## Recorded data
------------------------------------------------------------------------

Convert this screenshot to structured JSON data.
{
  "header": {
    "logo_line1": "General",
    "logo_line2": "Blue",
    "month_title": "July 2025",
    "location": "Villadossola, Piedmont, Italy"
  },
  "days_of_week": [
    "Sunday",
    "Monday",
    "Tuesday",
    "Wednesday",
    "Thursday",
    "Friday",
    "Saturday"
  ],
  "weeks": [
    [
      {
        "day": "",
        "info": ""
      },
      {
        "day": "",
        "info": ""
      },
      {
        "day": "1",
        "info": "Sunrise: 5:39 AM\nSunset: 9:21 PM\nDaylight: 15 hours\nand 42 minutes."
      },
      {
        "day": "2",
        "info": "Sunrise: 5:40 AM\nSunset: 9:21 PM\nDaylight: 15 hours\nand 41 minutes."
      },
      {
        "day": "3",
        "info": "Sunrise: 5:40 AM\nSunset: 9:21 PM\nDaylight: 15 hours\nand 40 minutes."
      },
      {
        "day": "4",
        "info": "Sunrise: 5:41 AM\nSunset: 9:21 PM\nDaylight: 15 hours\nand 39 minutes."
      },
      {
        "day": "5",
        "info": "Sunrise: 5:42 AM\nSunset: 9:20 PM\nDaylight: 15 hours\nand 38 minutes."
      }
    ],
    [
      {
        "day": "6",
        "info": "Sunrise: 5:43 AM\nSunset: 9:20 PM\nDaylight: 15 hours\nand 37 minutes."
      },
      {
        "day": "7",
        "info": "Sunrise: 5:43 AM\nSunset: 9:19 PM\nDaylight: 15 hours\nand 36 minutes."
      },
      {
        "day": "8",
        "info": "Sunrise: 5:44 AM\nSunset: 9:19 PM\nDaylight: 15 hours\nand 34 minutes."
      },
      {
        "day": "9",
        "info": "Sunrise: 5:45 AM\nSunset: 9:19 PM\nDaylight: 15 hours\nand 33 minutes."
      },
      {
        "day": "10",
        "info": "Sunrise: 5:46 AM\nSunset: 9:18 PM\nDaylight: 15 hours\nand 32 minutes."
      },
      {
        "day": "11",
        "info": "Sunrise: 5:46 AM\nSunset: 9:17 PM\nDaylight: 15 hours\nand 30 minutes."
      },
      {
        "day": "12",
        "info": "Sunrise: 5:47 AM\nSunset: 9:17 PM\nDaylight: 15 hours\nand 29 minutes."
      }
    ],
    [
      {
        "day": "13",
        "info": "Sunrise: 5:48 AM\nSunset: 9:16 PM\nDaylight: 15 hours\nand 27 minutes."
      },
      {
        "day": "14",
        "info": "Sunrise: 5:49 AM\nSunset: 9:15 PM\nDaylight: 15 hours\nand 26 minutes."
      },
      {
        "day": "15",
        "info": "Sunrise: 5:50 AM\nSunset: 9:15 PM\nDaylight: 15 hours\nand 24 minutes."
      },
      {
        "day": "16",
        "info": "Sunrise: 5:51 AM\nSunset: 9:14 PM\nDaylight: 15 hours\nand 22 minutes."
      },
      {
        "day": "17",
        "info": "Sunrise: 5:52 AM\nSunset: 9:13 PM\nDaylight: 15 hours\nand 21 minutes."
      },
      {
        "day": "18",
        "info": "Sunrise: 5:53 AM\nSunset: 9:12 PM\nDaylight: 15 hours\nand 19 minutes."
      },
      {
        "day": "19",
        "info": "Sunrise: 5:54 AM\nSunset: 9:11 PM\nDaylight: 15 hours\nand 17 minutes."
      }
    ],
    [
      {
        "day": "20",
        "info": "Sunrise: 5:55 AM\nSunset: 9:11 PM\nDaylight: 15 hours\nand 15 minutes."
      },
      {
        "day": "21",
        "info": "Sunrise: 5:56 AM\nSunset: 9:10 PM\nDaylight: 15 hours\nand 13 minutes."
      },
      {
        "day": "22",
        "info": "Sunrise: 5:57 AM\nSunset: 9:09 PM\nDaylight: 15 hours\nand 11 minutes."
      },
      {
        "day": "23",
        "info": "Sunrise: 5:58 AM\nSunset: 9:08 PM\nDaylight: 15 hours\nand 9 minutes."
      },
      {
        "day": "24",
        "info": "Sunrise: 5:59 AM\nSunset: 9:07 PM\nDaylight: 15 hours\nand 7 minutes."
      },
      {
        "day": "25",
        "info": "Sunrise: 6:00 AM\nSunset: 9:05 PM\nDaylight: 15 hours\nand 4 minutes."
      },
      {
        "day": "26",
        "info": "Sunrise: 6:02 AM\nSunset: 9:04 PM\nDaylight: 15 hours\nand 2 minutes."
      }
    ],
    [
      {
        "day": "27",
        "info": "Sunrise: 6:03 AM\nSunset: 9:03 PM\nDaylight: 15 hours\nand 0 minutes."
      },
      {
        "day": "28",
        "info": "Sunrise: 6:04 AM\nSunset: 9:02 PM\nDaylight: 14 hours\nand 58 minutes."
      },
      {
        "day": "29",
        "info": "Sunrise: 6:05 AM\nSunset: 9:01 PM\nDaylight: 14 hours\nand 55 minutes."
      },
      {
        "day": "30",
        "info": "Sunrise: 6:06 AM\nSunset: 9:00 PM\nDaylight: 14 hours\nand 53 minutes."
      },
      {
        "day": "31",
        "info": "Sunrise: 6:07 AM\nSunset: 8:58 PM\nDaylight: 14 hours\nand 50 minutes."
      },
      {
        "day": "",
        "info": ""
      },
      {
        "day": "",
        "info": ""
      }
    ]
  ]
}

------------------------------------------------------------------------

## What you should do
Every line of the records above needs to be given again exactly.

## Response area
Convert this screenshot to structured JSON data.
{
  "header": {
    "logo_line1": "General",
    "logo_line2": "Blue",
    "month_title": "July 2025",
    "location": "Villadossola, Piedmont, Italy"
  },
  "days_of_week": [
    "Sunday",
    "Monday",
    "Tuesday",
    "Wednesday",
    "Thursday",
    "Friday",
    "Saturday"
  ],
  "weeks": [
    [
      {
        "day": "",
        "info": ""
      },
      {
        "day": "",
        "info": ""
      },
      {
        "day": "1",
        "info": "Sunrise: 5:39 AM\nSunset: 9:21 PM\nDaylight: 15 hours\nand 42 minutes."
      },
      {
        "day": "2",
        "info": "Sunrise: 5:40 AM\nSunset: 9:21 PM\nDaylight: 15 hours\nand 41 minutes."
      },
      {
        "day": "3",
        "info": "Sunrise: 5:40 AM\nSunset: 9:21 PM\nDaylight: 15 hours\nand 40 minutes."
      },
      {
        "day": "4",
        "info": "Sunrise: 5:41 AM\nSunset: 9:21 PM\nDaylight: 15 hours\nand 39 minutes."
      },
      {
        "day": "5",
        "info": "Sunrise: 5:42 AM\nSunset: 9:20 PM\nDaylight: 15 hours\nand 38 minutes."
      }
    ],
    [
      {
        "day": "6",
        "info": "Sunrise: 5:43 AM\nSunset: 9:20 PM\nDaylight: 15 hours\nand 37 minutes."
      },
      {
        "day": "7",
        "info": "Sunrise: 5:43 AM\nSunset: 9:19 PM\nDaylight: 15 hours\nand 36 minutes."
      },
      {
        "day": "8",
        "info": "Sunrise: 5:44 AM\nSunset: 9:19 PM\nDaylight: 15 hours\nand 34 minutes."
      },
      {
        "day": "9",
        "info": "Sunrise: 5:45 AM\nSunset: 9:19 PM\nDaylight: 15 hours\nand 33 minutes."
      },
      {
        "day": "10",
        "info": "Sunrise: 5:46 AM\nSunset: 9:18 PM\nDaylight: 15 hours\nand 32 minutes."
      },
      {
        "day": "11",
        "info": "Sunrise: 5:46 AM\nSunset: 9:17 PM\nDaylight: 15 hours\nand 30 minutes."
      },
      {
        "day": "12",
        "info": "Sunrise: 5:47 AM\nSunset: 9:17 PM\nDaylight: 15 hours\nand 29 minutes."
      }
    ],
    [
      {
        "day": "13",
        "info": "Sunrise: 5:48 AM\nSunset: 9:16 PM\nDaylight: 15 hours\nand 27 minutes."
      },
      {
        "day": "14",
        "info": "Sunrise: 5:49 AM\nSunset: 9:15 PM\nDaylight: 15 hours\nand 26 minutes."
      },
      {
        "day": "15",
        "info": "Sunrise: 5:50 AM\nSunset: 9:15 PM\nDaylight: 15 hours\nand 24 minutes."
      },
      {
        "day": "16",
        "info": "Sunrise: 5:51 AM\nSunset: 9:14 PM\nDaylight: 15 hours\nand 22 minutes."
      },
      {
        "day": "17",
        "info": "Sunrise: 5:52 AM\nSunset: 9:13 PM\nDaylight: 15 hours\nand 21 minutes."
      },
      {
        "day": "18",
        "info": "Sunrise: 5:53 AM\nSunset: 9:12 PM\nDaylight: 15 hours\nand 19 minutes."
      },
      {
        "day": "19",
        "info": "Sunrise: 5:54 AM\nSunset: 9:11 PM\nDaylight: 15 hours\nand 17 minutes."
      }
    ],
    [
      {
        "day": "20",
        "info": "Sunrise: 5:55 AM\nSunset: 9:11 PM\nDaylight: 15 hours\nand 15 minutes."
      },
      {
        "day": "21",
        "info": "Sunrise: 5:56 AM\nSunset: 9:10 PM\nDaylight: 15 hours\nand 13 minutes."
      },
      {
        "day": "22",
        "info": "Sunrise: 5:57 AM\nSunset: 9:09 PM\nDaylight: 15 hours\nand 11 minutes."
      },
      {
        "day": "23",
        "info": "Sunrise: 5:58 AM\nSunset: 9:08 PM\nDaylight: 15 hours\nand 9 minutes."
      },
      {
        "day": "24",
        "info": "Sunrise: 5:59 AM\nSunset: 9:07 PM\nDaylight: 15 hours\nand 7 minutes."
      },
      {
        "day": "25",
        "info": "Sunrise: 6:00 AM\nSunset: 9:05 PM\nDaylight: 15 hours\nand 4 minutes."
      },
      {
        "day": "26",
        "info": "Sunrise: 6:02 AM\nSunset: 9:04 PM\nDaylight: 15 hours\nand 2 minutes."
      }
    ],
    [
      {
        "day": "27",
        "info": "Sunrise: 6:03 AM\nSunset: 9:03 PM\nDaylight: 15 hours\nand 0 minutes."
      },
      {
        "day": "28",
        "info": "Sunrise: 6:04 AM\nSunset: 9:02 PM\nDaylight: 14 hours\nand 58 minutes."
      },
      {
        "day": "29",
        "info": "Sunrise: 6:05 AM\nSunset: 9:01 PM\nDaylight: 14 hours\nand 55 minutes."
      },
      {
        "day": "30",
        "info": "Sunrise: 6:06 AM\nSunset: 9:00 PM\nDaylight: 14 hours\nand 53 minutes."
      },
      {
        "day": "31",
        "info": "Sunrise: 6:07 AM\nSunset: 8:58 PM\nDaylight: 14 hours\nand 50 minutes."
      },
      {
        "day": "",
        "info": ""
      },
      {
        "day": "",
        "info": ""
      }
    ]
  ]
}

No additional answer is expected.